- Doujinshi collectors, we’ve got another bunch of all-new books for you, but check them before they sell out
- Also, we’ve restocked the extremely cool Youhei Kozou CG collections vol. 1 & 2
- For our DVD collectors, we’ve got more excellent titles from japan, starting with the debut DVD of the “absolute beauty,” Karen Kisaragi (region free)
- Then enjoy excellent performances by girls from Northern Europe, in a great release by Wild Side (region free)
- Visit the “Planet of the Lustful Women” in a bold release from Dash, featuring tekoki and other Japanese fetishes (region free)
- Then witness the delightful Watermelon Breast Newscaster starring Kyoko Ayana, a super new title from Princess that you won’t want to miss (region free)
- Then see more bizarre study of human genitalia fetish, brought to you by Moodyz (region 2)
- Then see a great new performance by 100% Tokyo Natural Girls, in a new DVD release by Wanz Factory (region 2)
- Finally, we’ve restocked another dozen or so popular DVD titles for you, so check out our selection!
Remember that J-List carries excellent magazine by our “reserve subscription.” This means that you can get great anime, JPOP, fashion and other magazines sent to you as soon as the new issue is out in Japan — a few days earlier than newsstands receive them here, in fact.
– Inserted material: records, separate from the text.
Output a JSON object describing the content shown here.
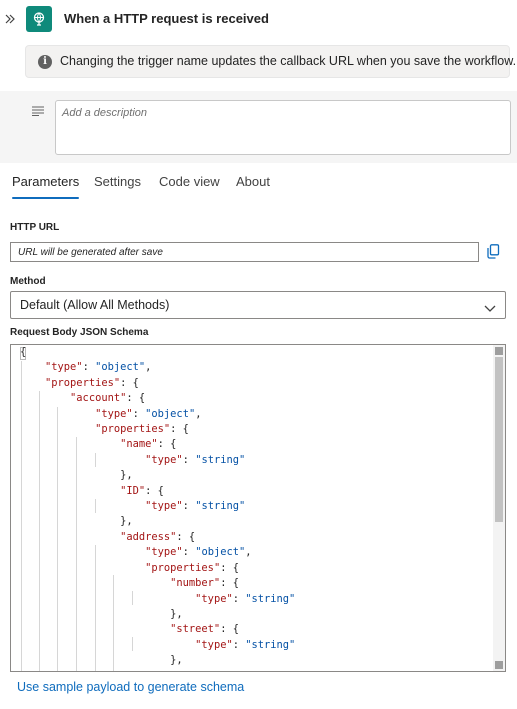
{
  "header": {
    "collapse_icon": "double-chevron-right-icon",
    "trigger_icon": "http-request-trigger-icon",
    "title": "When a HTTP request is received"
  },
  "info_bar": {
    "icon": "info-icon",
    "text": "Changing the trigger name updates the callback URL when you save the workflow."
  },
  "description": {
    "icon": "text-lines-icon",
    "placeholder": "Add a description"
  },
  "tabs": [
    {
      "label": "Parameters",
      "active": true
    },
    {
      "label": "Settings",
      "active": false
    },
    {
      "label": "Code view",
      "active": false
    },
    {
      "label": "About",
      "active": false
    }
  ],
  "http_url": {
    "label": "HTTP URL",
    "value": "URL will be generated after save",
    "copy_icon": "copy-icon"
  },
  "method": {
    "label": "Method",
    "value": "Default (Allow All Methods)",
    "icon": "chevron-down-icon"
  },
  "schema": {
    "label": "Request Body JSON Schema",
    "lines": [
      "{",
      "    \"type\": \"object\",",
      "    \"properties\": {",
      "        \"account\": {",
      "            \"type\": \"object\",",
      "            \"properties\": {",
      "                \"name\": {",
      "                    \"type\": \"string\"",
      "                },",
      "                \"ID\": {",
      "                    \"type\": \"string\"",
      "                },",
      "                \"address\": {",
      "                    \"type\": \"object\",",
      "                    \"properties\": {",
      "                        \"number\": {",
      "                            \"type\": \"string\"",
      "                        },",
      "                        \"street\": {",
      "                            \"type\": \"string\"",
      "                        },"
    ]
  },
  "sample_link": "Use sample payload to generate schema",
  "colors": {
    "accent": "#0f6cbd",
    "trigger_icon_bg": "#0f8a7b",
    "json_key": "#a31515",
    "json_string": "#0451a5"
  }
}
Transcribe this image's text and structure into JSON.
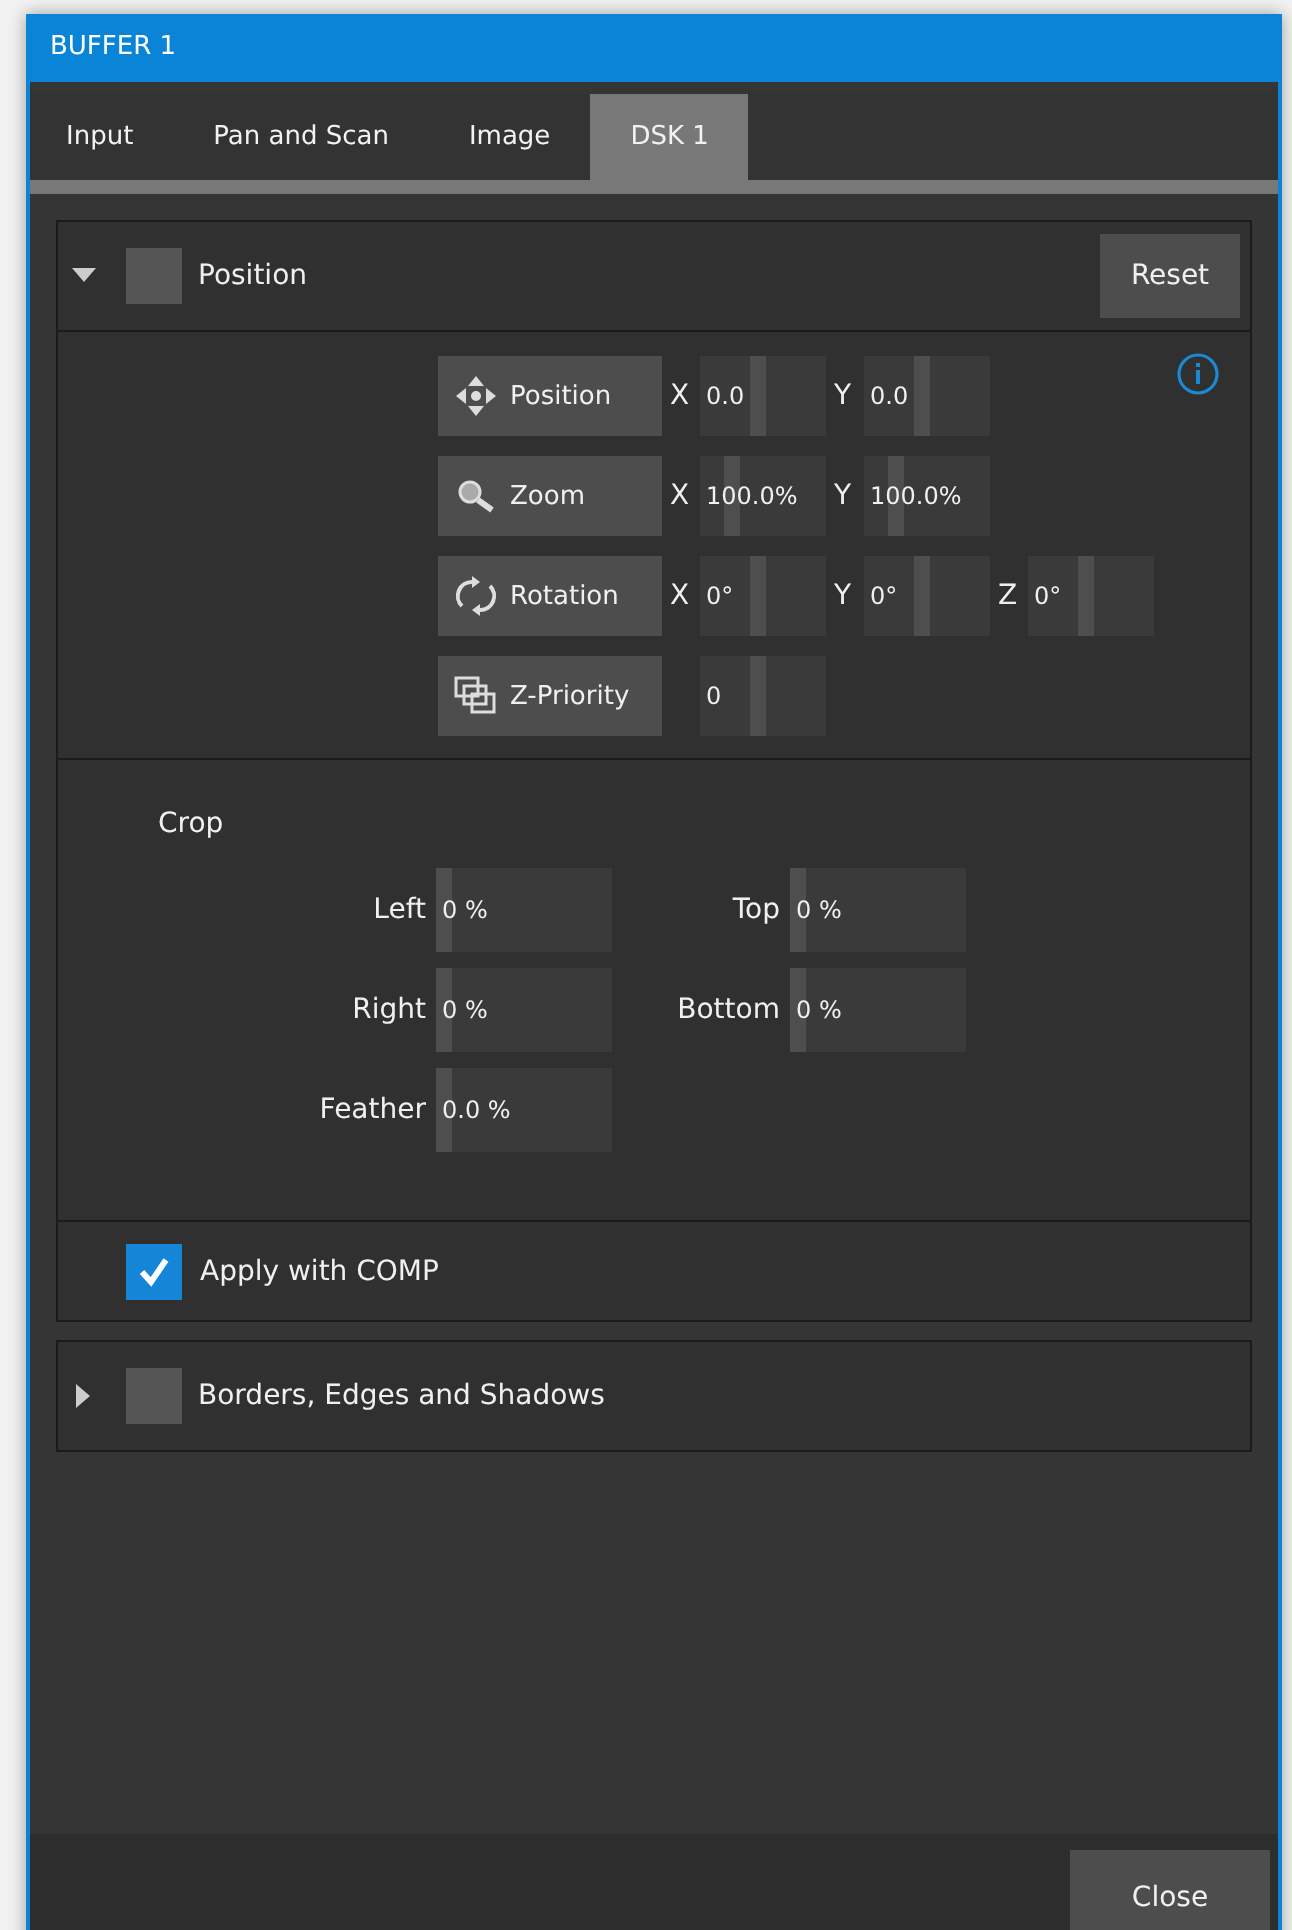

Japanese anime magazines like Newtype Japan, street fashion magazines like FRUiTs, and the incredible Megami Magazine, filled with posters and cards in each issue — all are available from us each month. Payment through any method is fine (credit card, check or money order) and you can stop your subscription at any time.